··· SUPPLIED MATERIAL
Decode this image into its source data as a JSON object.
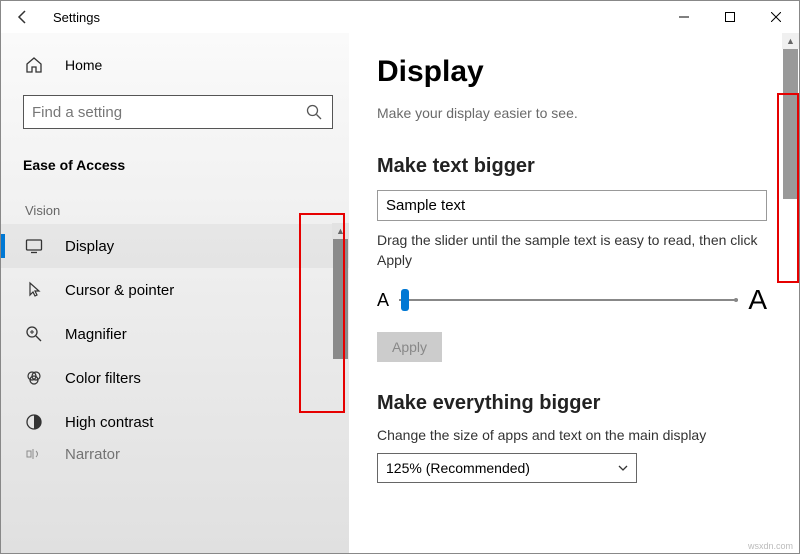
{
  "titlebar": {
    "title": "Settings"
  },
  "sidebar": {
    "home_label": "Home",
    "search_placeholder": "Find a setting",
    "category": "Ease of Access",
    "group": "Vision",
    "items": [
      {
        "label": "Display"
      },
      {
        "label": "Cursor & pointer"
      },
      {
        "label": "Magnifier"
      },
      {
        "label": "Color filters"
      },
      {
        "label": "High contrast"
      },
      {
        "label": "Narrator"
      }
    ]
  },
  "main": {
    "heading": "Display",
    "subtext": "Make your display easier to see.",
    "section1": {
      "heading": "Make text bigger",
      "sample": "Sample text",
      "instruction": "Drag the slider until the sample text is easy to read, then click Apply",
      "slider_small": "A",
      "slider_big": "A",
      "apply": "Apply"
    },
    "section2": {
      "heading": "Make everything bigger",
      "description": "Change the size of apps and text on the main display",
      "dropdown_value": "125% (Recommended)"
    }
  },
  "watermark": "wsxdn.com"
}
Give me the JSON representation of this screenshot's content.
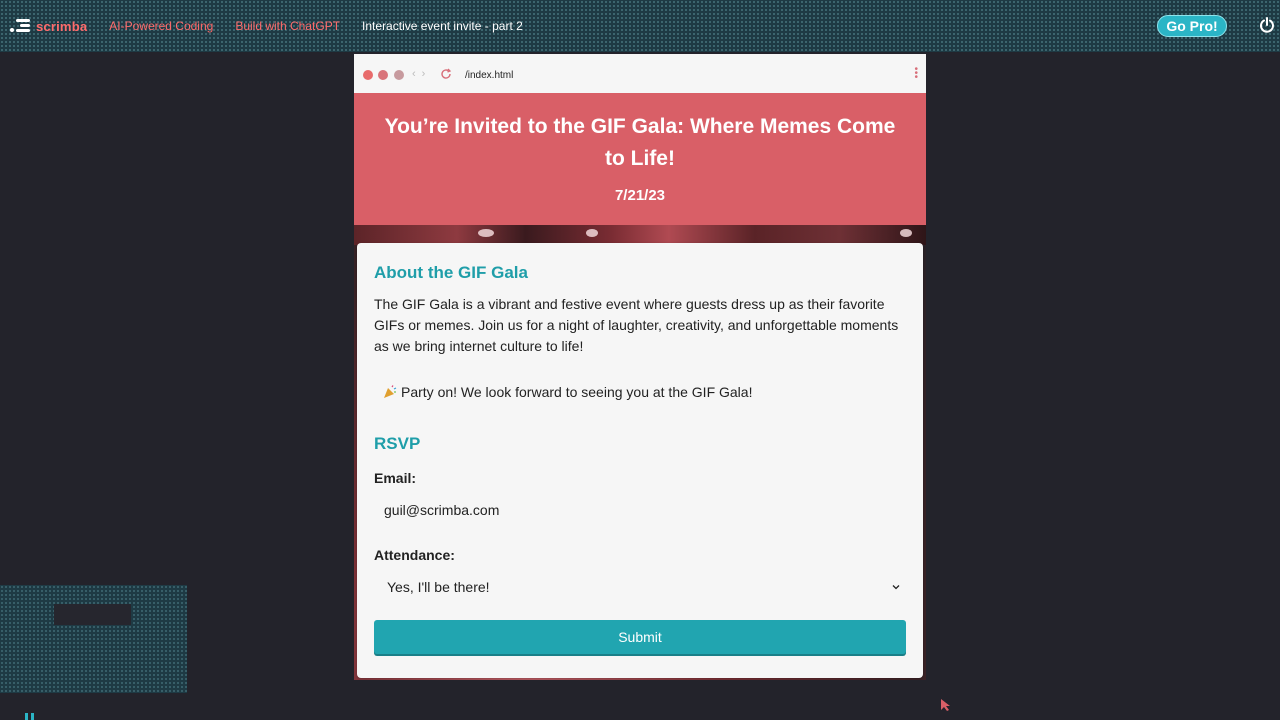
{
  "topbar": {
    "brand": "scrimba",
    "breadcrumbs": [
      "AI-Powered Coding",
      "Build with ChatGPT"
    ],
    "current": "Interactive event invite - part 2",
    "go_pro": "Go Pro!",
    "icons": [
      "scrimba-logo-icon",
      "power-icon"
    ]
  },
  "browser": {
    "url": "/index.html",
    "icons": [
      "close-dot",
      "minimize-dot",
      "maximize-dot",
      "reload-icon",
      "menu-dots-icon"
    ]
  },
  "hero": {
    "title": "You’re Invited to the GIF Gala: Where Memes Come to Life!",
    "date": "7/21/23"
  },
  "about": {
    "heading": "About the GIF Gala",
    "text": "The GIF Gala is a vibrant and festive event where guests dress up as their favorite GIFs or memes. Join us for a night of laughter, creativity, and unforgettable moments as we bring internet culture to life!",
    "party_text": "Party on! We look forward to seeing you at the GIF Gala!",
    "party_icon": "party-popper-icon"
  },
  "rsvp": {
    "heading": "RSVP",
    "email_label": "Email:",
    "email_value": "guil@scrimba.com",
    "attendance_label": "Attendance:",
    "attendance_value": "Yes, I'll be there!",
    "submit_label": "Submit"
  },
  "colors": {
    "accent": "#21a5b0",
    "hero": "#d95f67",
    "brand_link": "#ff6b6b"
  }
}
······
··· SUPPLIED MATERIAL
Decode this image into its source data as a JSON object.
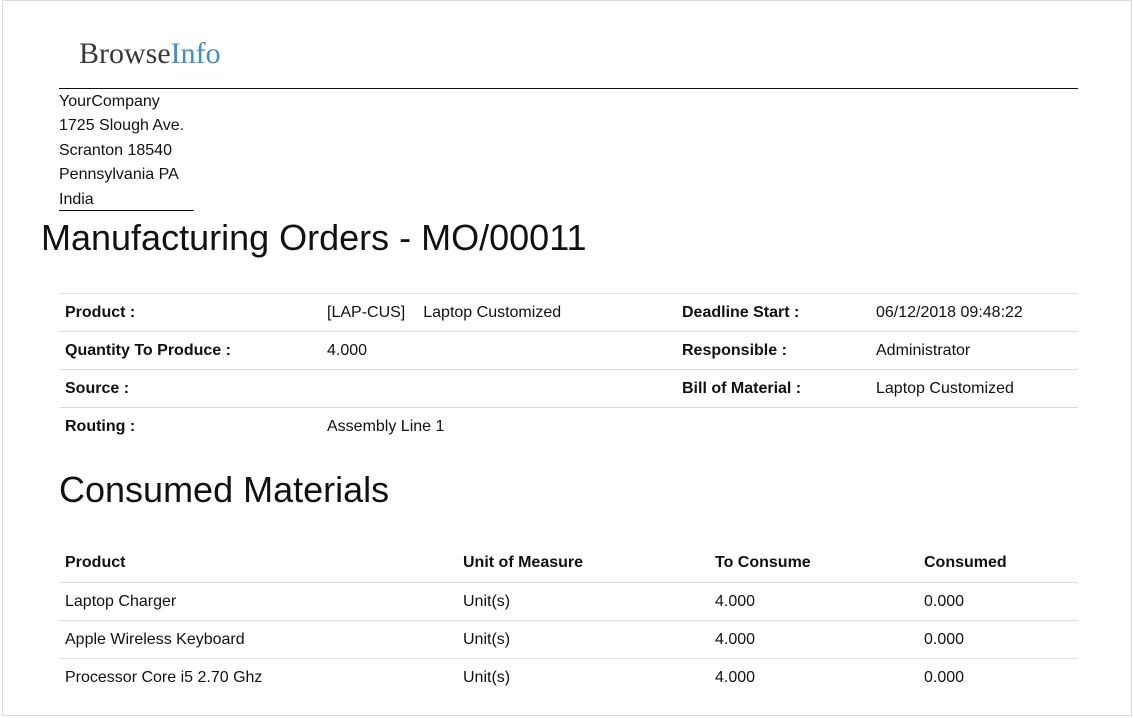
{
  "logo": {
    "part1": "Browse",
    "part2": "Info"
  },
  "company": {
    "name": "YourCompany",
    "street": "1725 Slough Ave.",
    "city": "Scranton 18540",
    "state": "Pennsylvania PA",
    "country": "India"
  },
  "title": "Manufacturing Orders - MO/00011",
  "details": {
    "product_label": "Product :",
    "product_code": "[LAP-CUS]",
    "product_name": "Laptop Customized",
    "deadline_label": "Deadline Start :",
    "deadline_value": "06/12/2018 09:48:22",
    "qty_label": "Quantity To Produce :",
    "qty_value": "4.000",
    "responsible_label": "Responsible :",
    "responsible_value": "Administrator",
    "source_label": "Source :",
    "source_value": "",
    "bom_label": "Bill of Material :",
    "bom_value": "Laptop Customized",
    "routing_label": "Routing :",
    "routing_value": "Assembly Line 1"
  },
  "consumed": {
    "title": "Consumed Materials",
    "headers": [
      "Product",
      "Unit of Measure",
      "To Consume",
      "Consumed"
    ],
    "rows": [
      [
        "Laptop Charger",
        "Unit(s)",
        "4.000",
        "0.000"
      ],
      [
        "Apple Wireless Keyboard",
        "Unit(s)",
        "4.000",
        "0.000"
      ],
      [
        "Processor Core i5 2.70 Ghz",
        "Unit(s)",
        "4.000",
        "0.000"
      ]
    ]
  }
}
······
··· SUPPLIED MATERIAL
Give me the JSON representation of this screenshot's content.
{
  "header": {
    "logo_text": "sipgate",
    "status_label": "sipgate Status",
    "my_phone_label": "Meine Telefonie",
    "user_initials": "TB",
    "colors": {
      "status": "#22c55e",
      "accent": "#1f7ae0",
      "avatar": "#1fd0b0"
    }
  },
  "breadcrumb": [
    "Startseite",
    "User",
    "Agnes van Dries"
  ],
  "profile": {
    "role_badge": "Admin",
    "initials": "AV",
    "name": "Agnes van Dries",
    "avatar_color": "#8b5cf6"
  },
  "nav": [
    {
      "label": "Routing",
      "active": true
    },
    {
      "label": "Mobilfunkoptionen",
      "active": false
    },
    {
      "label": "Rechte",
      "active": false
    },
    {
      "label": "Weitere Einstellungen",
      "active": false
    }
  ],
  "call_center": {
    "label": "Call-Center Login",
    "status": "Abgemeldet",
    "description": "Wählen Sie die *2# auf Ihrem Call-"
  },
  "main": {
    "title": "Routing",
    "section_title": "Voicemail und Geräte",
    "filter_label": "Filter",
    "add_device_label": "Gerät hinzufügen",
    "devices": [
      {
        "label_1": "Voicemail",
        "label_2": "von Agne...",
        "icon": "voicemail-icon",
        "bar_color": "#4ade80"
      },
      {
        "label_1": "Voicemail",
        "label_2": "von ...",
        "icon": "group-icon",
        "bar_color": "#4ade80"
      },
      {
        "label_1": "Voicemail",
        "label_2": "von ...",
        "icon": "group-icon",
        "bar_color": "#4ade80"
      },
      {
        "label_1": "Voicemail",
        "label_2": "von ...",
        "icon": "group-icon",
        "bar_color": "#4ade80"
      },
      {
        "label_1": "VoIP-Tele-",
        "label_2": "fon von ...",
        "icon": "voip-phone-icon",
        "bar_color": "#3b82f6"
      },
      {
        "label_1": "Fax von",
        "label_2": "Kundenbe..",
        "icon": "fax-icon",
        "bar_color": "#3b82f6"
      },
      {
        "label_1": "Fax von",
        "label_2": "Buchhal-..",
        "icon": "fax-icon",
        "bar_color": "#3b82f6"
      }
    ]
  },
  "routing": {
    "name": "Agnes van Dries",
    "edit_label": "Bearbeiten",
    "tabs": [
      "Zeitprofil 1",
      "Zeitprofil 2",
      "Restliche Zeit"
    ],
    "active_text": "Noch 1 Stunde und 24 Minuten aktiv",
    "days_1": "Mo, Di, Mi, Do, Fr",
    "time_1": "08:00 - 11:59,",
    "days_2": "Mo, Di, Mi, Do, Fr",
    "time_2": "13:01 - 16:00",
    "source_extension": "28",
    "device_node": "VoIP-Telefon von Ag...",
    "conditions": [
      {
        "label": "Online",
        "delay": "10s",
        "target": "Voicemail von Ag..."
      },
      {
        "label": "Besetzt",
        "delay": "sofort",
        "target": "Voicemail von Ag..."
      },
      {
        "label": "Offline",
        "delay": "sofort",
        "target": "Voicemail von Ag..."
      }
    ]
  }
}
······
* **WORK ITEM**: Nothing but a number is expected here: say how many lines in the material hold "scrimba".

* **SOLVED EXERCISE**: 3